What you will do
Go through the data below and return each line where the string "label" occurs.

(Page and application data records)
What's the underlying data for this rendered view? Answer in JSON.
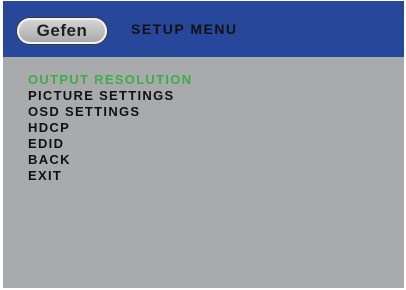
{
  "header": {
    "logo_text": "Gefen",
    "title": "SETUP MENU"
  },
  "menu": {
    "selected_index": 0,
    "items": [
      {
        "label": "OUTPUT RESOLUTION"
      },
      {
        "label": "PICTURE SETTINGS"
      },
      {
        "label": "OSD SETTINGS"
      },
      {
        "label": "HDCP"
      },
      {
        "label": "EDID"
      },
      {
        "label": "BACK"
      },
      {
        "label": "EXIT"
      }
    ]
  },
  "colors": {
    "header_bg": "#26479a",
    "screen_bg": "#a9aaac",
    "selected_text": "#3cae49",
    "text": "#111111"
  }
}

Your response
        "label": "OUTPUT RESOLUTION"
        "label": "PICTURE SETTINGS"
        "label": "OSD SETTINGS"
        "label": "HDCP"
        "label": "EDID"
        "label": "BACK"
        "label": "EXIT"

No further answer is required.